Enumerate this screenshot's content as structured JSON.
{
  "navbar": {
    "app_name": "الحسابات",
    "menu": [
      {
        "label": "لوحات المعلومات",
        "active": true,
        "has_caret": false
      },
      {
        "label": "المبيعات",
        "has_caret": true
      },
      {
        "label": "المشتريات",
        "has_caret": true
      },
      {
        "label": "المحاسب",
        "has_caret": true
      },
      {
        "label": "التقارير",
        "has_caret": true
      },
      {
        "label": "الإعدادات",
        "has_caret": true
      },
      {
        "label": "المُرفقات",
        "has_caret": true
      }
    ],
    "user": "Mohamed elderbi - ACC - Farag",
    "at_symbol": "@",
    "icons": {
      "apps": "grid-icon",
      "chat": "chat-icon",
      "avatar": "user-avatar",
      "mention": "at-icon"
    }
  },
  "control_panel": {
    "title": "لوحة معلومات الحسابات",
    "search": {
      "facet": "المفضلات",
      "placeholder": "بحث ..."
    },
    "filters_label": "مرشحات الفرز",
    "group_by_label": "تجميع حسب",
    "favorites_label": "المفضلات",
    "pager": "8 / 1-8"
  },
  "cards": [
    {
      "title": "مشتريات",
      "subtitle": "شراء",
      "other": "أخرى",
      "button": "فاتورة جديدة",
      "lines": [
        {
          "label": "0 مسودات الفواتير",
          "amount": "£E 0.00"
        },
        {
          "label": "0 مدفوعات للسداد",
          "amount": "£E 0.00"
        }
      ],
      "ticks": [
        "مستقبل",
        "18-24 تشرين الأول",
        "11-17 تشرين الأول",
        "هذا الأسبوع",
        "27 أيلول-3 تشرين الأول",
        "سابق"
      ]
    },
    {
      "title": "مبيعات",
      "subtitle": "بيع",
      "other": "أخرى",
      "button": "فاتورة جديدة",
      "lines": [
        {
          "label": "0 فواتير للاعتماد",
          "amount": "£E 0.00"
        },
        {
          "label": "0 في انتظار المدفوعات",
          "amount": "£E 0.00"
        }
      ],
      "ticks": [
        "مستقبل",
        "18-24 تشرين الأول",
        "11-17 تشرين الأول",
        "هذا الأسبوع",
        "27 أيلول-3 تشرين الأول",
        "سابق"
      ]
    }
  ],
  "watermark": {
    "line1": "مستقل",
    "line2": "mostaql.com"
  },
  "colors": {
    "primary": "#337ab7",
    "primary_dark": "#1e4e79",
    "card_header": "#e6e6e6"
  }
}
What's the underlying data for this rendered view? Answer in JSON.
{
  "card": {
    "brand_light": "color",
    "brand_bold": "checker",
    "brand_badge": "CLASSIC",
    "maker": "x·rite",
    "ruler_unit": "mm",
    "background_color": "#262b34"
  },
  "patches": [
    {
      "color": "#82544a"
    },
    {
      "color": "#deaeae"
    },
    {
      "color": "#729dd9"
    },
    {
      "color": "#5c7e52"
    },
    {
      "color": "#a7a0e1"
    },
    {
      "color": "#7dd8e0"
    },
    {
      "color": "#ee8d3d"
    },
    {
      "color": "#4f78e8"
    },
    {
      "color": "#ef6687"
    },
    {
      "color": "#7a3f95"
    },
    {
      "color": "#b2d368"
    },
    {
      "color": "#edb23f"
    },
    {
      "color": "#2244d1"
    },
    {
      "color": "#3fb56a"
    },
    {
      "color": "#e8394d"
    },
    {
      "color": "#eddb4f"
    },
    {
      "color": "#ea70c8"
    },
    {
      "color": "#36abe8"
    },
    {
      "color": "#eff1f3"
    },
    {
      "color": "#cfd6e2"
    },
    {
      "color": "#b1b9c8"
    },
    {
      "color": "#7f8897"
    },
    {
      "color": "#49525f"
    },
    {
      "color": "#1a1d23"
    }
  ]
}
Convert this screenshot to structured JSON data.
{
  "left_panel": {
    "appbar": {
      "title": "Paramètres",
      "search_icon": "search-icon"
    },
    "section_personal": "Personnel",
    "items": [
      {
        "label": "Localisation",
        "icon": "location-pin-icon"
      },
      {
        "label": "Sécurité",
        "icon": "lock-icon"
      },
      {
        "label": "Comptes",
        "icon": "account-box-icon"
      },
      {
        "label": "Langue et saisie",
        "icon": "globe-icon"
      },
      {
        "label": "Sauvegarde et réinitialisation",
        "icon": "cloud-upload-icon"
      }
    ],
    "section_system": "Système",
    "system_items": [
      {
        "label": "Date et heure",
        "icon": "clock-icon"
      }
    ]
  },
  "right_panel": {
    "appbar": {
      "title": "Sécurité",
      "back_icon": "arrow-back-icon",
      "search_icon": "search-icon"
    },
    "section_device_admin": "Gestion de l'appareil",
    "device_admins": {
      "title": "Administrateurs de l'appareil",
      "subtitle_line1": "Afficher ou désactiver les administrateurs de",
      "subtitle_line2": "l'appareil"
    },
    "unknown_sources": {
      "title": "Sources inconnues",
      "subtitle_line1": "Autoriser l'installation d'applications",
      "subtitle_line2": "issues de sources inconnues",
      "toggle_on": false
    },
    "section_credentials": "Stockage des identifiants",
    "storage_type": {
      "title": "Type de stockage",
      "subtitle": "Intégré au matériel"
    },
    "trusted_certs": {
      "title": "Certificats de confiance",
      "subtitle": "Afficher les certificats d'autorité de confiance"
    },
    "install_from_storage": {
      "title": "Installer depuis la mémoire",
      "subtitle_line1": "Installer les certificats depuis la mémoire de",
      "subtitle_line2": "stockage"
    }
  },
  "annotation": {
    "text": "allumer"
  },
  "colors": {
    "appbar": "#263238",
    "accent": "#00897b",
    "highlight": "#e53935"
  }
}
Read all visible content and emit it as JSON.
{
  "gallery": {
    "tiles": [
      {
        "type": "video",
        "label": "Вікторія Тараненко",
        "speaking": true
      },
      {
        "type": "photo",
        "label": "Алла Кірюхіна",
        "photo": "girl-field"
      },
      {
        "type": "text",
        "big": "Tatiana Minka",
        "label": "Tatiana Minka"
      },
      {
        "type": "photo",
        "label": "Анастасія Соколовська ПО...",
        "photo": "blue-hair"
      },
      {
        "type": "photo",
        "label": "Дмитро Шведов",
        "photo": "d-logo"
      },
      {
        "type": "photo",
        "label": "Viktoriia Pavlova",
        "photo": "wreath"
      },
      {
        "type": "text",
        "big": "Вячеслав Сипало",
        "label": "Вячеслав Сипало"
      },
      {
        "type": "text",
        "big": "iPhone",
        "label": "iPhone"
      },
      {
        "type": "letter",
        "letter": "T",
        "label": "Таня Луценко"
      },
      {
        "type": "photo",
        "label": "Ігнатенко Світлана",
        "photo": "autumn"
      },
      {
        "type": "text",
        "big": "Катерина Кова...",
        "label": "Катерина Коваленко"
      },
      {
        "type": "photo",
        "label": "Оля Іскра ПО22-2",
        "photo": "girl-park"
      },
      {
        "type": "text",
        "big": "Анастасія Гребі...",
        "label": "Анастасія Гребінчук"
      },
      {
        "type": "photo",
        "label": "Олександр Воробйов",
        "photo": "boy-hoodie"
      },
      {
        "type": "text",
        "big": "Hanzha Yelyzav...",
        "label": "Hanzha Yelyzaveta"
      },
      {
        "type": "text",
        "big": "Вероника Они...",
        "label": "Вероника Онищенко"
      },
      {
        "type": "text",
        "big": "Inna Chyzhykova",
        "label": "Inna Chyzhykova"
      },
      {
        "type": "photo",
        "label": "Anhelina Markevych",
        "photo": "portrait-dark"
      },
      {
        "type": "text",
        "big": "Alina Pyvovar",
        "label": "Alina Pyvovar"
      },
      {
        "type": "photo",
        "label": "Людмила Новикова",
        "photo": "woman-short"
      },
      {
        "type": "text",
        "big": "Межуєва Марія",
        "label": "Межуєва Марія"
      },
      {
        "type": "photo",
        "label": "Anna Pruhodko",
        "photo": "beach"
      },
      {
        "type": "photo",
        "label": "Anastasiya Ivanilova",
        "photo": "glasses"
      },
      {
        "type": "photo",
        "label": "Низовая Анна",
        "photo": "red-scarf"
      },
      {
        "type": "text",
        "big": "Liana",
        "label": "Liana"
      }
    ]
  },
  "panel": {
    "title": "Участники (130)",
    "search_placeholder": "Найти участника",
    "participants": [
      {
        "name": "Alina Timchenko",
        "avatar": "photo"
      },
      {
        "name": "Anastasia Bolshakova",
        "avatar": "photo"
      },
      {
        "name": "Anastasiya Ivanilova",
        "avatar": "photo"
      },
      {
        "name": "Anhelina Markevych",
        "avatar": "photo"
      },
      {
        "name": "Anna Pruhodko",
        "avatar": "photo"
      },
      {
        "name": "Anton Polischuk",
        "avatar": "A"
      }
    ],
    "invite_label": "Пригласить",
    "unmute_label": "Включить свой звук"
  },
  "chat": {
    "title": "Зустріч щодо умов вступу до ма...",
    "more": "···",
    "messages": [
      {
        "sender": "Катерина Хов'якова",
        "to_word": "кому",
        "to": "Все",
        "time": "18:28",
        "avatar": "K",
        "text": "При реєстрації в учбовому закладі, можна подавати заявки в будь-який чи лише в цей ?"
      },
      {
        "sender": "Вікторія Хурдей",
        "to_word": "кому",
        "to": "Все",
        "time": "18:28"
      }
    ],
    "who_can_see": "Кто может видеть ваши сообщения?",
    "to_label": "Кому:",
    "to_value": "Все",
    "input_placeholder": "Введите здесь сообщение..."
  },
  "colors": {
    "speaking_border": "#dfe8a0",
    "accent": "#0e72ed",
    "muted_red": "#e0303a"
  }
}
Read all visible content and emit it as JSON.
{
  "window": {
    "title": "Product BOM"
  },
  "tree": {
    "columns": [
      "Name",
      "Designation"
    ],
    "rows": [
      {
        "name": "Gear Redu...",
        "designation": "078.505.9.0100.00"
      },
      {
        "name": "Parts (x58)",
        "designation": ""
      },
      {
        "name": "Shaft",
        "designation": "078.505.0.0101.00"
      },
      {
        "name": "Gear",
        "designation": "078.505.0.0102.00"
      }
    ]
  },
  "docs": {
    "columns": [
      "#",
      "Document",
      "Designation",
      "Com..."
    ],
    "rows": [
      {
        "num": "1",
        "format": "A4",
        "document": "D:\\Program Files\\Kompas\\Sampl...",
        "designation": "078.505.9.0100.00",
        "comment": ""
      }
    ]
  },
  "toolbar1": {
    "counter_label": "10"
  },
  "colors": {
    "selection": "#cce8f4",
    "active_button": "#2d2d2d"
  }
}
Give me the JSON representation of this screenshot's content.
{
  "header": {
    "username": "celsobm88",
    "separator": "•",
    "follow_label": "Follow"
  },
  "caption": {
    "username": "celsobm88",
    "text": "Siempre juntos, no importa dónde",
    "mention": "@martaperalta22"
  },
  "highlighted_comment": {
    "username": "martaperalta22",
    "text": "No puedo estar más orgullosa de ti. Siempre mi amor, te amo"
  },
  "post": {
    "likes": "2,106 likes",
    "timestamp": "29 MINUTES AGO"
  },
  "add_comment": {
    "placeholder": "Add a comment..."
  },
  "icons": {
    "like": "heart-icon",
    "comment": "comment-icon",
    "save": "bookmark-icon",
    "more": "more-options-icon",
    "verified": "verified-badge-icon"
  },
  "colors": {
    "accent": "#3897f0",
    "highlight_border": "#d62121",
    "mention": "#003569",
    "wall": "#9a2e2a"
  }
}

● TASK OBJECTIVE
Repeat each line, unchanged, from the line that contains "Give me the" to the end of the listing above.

● RESULT FOR THIS EXERCISE
Give me the JSON representation of this screenshot's content.
{
  "header": {
    "username": "celsobm88",
    "separator": "•",
    "follow_label": "Follow"
  },
  "caption": {
    "username": "celsobm88",
    "text": "Siempre juntos, no importa dónde",
    "mention": "@martaperalta22"
  },
  "highlighted_comment": {
    "username": "martaperalta22",
    "text": "No puedo estar más orgullosa de ti. Siempre mi amor, te amo"
  },
  "post": {
    "likes": "2,106 likes",
    "timestamp": "29 MINUTES AGO"
  },
  "add_comment": {
    "placeholder": "Add a comment..."
  },
  "icons": {
    "like": "heart-icon",
    "comment": "comment-icon",
    "save": "bookmark-icon",
    "more": "more-options-icon",
    "verified": "verified-badge-icon"
  },
  "colors": {
    "accent": "#3897f0",
    "highlight_border": "#d62121",
    "mention": "#003569",
    "wall": "#9a2e2a"
  }
}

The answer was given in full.